Graduate School of Education Video Tells Teens “It Gets Better”
Thousands of people have made personal videos in support of syndicated gay columnist Dan Savage’s It Gets Better Project, aimed at preventing suicide among gay, lesbian, bisexual, and transgendered teenagers. But only a handful of schools have produced official videos, among them, the Harvard Graduate School of Education (HGSE), which unveiled a four-minute video this week.
“This video tells a collective story–an HGSE story,” said the school's dean, Kathleen McCartney in announcing the release of the video. “When I first saw the video, I was moved to tears by the comments of our caring community. Through it, we hope to speak directly to high-school students. They deserve safe schools, safe spaces, and acceptance.”
HGSE is Harvard's first institutional participant in the It Gets Better Project. The school's video, completely unscripted, aims to inspire gay teens to find strength through the often emotional stories of LGBT students, faculty, and staff at HGSE who have triumphed over prejudice in their lives.
James Croft, an Ed.D. candidate, recalls, for example, the assembly where his high-school principal announced, “Homosexuals deserve our pity and our prayers.” “I remember sitting amongst my peers and feeling totally alone,” Croft says.
But the video’s overall message is that as adults, gay teens will find social acceptance, and that being gay, lesbian, bisexual, or transgendered doesn’t have to hold them back from achieving their dreams. “It will definitely get better, so hang in there,” says HGSE associate dean Mohan Boodram on camera. “There are plenty of people around you who admire you. There are plenty of people you will get to meet who will love and admire you and appreciate all that you are.” Dean McCartney notes, “There is a lesson that took me a long time to learn: when people say mean-spirited things, it’s a reflection of them, and not me. The older you get, the wiser you get. And that’s one reason it gets better.”

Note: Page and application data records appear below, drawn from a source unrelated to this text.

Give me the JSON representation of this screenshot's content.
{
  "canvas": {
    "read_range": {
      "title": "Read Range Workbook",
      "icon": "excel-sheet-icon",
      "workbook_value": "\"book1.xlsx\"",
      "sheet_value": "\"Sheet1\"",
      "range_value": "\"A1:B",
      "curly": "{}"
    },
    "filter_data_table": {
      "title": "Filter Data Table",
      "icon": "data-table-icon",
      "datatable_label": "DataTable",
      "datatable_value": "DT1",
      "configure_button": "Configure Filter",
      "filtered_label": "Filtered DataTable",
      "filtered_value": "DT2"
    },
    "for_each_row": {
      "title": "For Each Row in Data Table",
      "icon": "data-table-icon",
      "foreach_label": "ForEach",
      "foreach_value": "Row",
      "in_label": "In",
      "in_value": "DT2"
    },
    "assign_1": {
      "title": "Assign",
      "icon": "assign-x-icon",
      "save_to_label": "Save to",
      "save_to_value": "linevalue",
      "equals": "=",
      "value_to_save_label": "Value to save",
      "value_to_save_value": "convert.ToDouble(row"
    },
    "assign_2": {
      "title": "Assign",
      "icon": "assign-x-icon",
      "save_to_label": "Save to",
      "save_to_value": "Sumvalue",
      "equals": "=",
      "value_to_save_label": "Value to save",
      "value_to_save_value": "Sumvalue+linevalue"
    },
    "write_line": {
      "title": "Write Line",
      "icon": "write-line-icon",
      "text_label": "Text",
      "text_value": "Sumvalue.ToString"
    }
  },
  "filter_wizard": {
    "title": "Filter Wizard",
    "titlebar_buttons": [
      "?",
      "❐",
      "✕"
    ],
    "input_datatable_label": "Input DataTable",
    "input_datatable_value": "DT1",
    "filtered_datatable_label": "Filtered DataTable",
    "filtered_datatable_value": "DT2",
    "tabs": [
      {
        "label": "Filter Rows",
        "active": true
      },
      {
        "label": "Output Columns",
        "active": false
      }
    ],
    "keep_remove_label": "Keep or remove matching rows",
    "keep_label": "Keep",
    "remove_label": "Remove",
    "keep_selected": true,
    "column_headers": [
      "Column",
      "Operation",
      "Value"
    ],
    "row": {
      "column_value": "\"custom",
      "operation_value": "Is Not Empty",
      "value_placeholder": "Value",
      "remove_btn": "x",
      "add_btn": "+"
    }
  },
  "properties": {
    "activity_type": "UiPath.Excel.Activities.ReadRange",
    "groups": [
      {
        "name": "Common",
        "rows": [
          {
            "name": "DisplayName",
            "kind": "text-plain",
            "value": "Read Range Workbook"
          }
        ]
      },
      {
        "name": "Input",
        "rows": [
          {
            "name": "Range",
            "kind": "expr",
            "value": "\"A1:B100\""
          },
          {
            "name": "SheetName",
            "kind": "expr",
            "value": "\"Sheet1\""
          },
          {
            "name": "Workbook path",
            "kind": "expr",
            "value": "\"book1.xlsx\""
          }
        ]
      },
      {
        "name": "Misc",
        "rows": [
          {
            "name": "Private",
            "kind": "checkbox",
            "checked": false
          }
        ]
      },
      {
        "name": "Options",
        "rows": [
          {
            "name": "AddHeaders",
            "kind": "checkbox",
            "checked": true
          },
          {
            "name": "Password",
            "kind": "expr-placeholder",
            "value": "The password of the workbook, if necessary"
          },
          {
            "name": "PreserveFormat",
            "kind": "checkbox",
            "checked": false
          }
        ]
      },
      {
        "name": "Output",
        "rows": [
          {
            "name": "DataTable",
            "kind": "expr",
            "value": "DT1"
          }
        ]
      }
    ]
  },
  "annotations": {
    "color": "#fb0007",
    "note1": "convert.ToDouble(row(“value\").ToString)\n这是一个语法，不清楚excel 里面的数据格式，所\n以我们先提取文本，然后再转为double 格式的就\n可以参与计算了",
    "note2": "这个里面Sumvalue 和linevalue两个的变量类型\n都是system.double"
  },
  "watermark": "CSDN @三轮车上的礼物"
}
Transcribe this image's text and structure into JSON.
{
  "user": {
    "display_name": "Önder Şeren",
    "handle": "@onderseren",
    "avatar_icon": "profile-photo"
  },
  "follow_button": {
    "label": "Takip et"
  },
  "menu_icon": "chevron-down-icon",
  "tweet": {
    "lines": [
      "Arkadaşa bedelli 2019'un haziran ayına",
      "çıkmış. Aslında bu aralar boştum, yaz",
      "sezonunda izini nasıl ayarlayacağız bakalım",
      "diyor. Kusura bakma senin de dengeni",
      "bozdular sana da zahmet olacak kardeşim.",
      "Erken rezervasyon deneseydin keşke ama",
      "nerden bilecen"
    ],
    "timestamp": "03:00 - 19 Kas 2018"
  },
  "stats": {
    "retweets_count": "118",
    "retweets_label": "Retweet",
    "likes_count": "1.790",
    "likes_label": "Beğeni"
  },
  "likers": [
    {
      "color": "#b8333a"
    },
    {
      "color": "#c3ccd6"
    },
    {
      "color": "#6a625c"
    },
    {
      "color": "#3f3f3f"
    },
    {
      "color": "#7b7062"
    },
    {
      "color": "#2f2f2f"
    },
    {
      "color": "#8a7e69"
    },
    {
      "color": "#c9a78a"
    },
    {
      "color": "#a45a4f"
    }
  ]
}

It Gets Better was started last fall by Savage and his husband, Terry Miller, in the wake of a wave of suicides by teenagers who had been bullied for being gay or suspected of being gay. More than 10,000 videos by both gay and straight participants have been posted to their website since then, including submissions by celebrities, members of the Massachusetts congressional delegation, and the Boston Red Sox.